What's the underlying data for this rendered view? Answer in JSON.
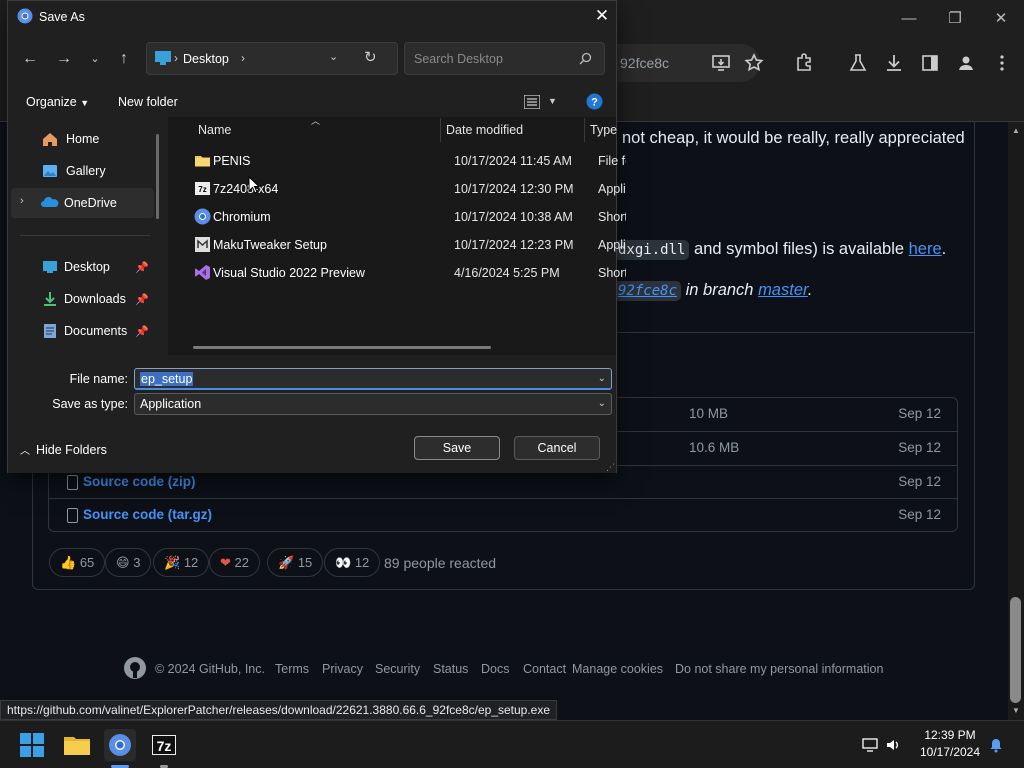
{
  "dialog": {
    "title": "Save As",
    "address": {
      "location": "Desktop",
      "separator": "›"
    },
    "search_placeholder": "Search Desktop",
    "commands": {
      "organize": "Organize",
      "new_folder": "New folder"
    },
    "nav_items": [
      {
        "label": "Home",
        "icon": "home-icon",
        "pinned": false
      },
      {
        "label": "Gallery",
        "icon": "gallery-icon",
        "pinned": false
      },
      {
        "label": "OneDrive",
        "icon": "onedrive-icon",
        "pinned": false,
        "active": true
      },
      {
        "label": "Desktop",
        "icon": "desktop-folder-icon",
        "pinned": true
      },
      {
        "label": "Downloads",
        "icon": "downloads-icon",
        "pinned": true
      },
      {
        "label": "Documents",
        "icon": "documents-icon",
        "pinned": true
      }
    ],
    "columns": {
      "name": "Name",
      "date_modified": "Date modified",
      "type": "Type"
    },
    "files": [
      {
        "name": "PENIS",
        "date": "10/17/2024 11:45 AM",
        "type": "File folder",
        "icon": "folder-icon"
      },
      {
        "name": "7z2408-x64",
        "date": "10/17/2024 12:30 PM",
        "type": "Application",
        "icon": "7zip-icon"
      },
      {
        "name": "Chromium",
        "date": "10/17/2024 10:38 AM",
        "type": "Shortcut",
        "icon": "chromium-icon"
      },
      {
        "name": "MakuTweaker Setup",
        "date": "10/17/2024 12:23 PM",
        "type": "Application",
        "icon": "installer-icon"
      },
      {
        "name": "Visual Studio 2022 Preview",
        "date": "4/16/2024 5:25 PM",
        "type": "Shortcut",
        "icon": "visual-studio-icon"
      }
    ],
    "filename_label": "File name:",
    "filename_value": "ep_setup",
    "savetype_label": "Save as type:",
    "savetype_value": "Application",
    "hide_folders": "Hide Folders",
    "save_button": "Save",
    "cancel_button": "Cancel"
  },
  "browser": {
    "omnibox_fragment": "92fce8c",
    "page_text": {
      "line1": "not cheap, it would be really, really appreciated",
      "line2_code": "dxgi.dll",
      "line2_rest": " and symbol files) is available ",
      "line2_link": "here",
      "line3_commit": "92fce8c",
      "line3_mid": " in branch ",
      "line3_branch": "master"
    },
    "assets": [
      {
        "name": "",
        "size": "10 MB",
        "date": "Sep 12"
      },
      {
        "name": "",
        "size": "10.6 MB",
        "date": "Sep 12"
      },
      {
        "name": "Source code (zip)",
        "size": "",
        "date": "Sep 12"
      },
      {
        "name": "Source code (tar.gz)",
        "size": "",
        "date": "Sep 12"
      }
    ],
    "reactions": [
      {
        "emoji": "👍",
        "count": "65"
      },
      {
        "emoji": "😄",
        "count": "3"
      },
      {
        "emoji": "🎉",
        "count": "12"
      },
      {
        "emoji": "❤",
        "count": "22"
      },
      {
        "emoji": "🚀",
        "count": "15"
      },
      {
        "emoji": "👀",
        "count": "12"
      }
    ],
    "reacted_text": "89 people reacted",
    "footer": {
      "copyright": "© 2024 GitHub, Inc.",
      "links": [
        "Terms",
        "Privacy",
        "Security",
        "Status",
        "Docs",
        "Contact",
        "Manage cookies",
        "Do not share my personal information"
      ]
    },
    "status_url": "https://github.com/valinet/ExplorerPatcher/releases/download/22621.3880.66.6_92fce8c/ep_setup.exe"
  },
  "taskbar": {
    "apps": [
      "start-icon",
      "file-explorer-icon",
      "chrome-icon",
      "7zip-icon"
    ],
    "time": "12:39 PM",
    "date": "10/17/2024"
  },
  "colors": {
    "link": "#4493f8",
    "selection": "#3d6fc4",
    "dialog_bg": "#202020",
    "page_bg": "#0d1117"
  }
}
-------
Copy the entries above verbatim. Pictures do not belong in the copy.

● **ANSWER TO THIS PROBLEM**:
What's the underlying data for this rendered view? Answer in JSON.
{
  "dialog": {
    "title": "Save As",
    "address": {
      "location": "Desktop",
      "separator": "›"
    },
    "search_placeholder": "Search Desktop",
    "commands": {
      "organize": "Organize",
      "new_folder": "New folder"
    },
    "nav_items": [
      {
        "label": "Home",
        "icon": "home-icon",
        "pinned": false
      },
      {
        "label": "Gallery",
        "icon": "gallery-icon",
        "pinned": false
      },
      {
        "label": "OneDrive",
        "icon": "onedrive-icon",
        "pinned": false,
        "active": true
      },
      {
        "label": "Desktop",
        "icon": "desktop-folder-icon",
        "pinned": true
      },
      {
        "label": "Downloads",
        "icon": "downloads-icon",
        "pinned": true
      },
      {
        "label": "Documents",
        "icon": "documents-icon",
        "pinned": true
      }
    ],
    "columns": {
      "name": "Name",
      "date_modified": "Date modified",
      "type": "Type"
    },
    "files": [
      {
        "name": "PENIS",
        "date": "10/17/2024 11:45 AM",
        "type": "File folder",
        "icon": "folder-icon"
      },
      {
        "name": "7z2408-x64",
        "date": "10/17/2024 12:30 PM",
        "type": "Application",
        "icon": "7zip-icon"
      },
      {
        "name": "Chromium",
        "date": "10/17/2024 10:38 AM",
        "type": "Shortcut",
        "icon": "chromium-icon"
      },
      {
        "name": "MakuTweaker Setup",
        "date": "10/17/2024 12:23 PM",
        "type": "Application",
        "icon": "installer-icon"
      },
      {
        "name": "Visual Studio 2022 Preview",
        "date": "4/16/2024 5:25 PM",
        "type": "Shortcut",
        "icon": "visual-studio-icon"
      }
    ],
    "filename_label": "File name:",
    "filename_value": "ep_setup",
    "savetype_label": "Save as type:",
    "savetype_value": "Application",
    "hide_folders": "Hide Folders",
    "save_button": "Save",
    "cancel_button": "Cancel"
  },
  "browser": {
    "omnibox_fragment": "92fce8c",
    "page_text": {
      "line1": "not cheap, it would be really, really appreciated",
      "line2_code": "dxgi.dll",
      "line2_rest": " and symbol files) is available ",
      "line2_link": "here",
      "line3_commit": "92fce8c",
      "line3_mid": " in branch ",
      "line3_branch": "master"
    },
    "assets": [
      {
        "name": "",
        "size": "10 MB",
        "date": "Sep 12"
      },
      {
        "name": "",
        "size": "10.6 MB",
        "date": "Sep 12"
      },
      {
        "name": "Source code (zip)",
        "size": "",
        "date": "Sep 12"
      },
      {
        "name": "Source code (tar.gz)",
        "size": "",
        "date": "Sep 12"
      }
    ],
    "reactions": [
      {
        "emoji": "👍",
        "count": "65"
      },
      {
        "emoji": "😄",
        "count": "3"
      },
      {
        "emoji": "🎉",
        "count": "12"
      },
      {
        "emoji": "❤",
        "count": "22"
      },
      {
        "emoji": "🚀",
        "count": "15"
      },
      {
        "emoji": "👀",
        "count": "12"
      }
    ],
    "reacted_text": "89 people reacted",
    "footer": {
      "copyright": "© 2024 GitHub, Inc.",
      "links": [
        "Terms",
        "Privacy",
        "Security",
        "Status",
        "Docs",
        "Contact",
        "Manage cookies",
        "Do not share my personal information"
      ]
    },
    "status_url": "https://github.com/valinet/ExplorerPatcher/releases/download/22621.3880.66.6_92fce8c/ep_setup.exe"
  },
  "taskbar": {
    "apps": [
      "start-icon",
      "file-explorer-icon",
      "chrome-icon",
      "7zip-icon"
    ],
    "time": "12:39 PM",
    "date": "10/17/2024"
  },
  "colors": {
    "link": "#4493f8",
    "selection": "#3d6fc4",
    "dialog_bg": "#202020",
    "page_bg": "#0d1117"
  }
}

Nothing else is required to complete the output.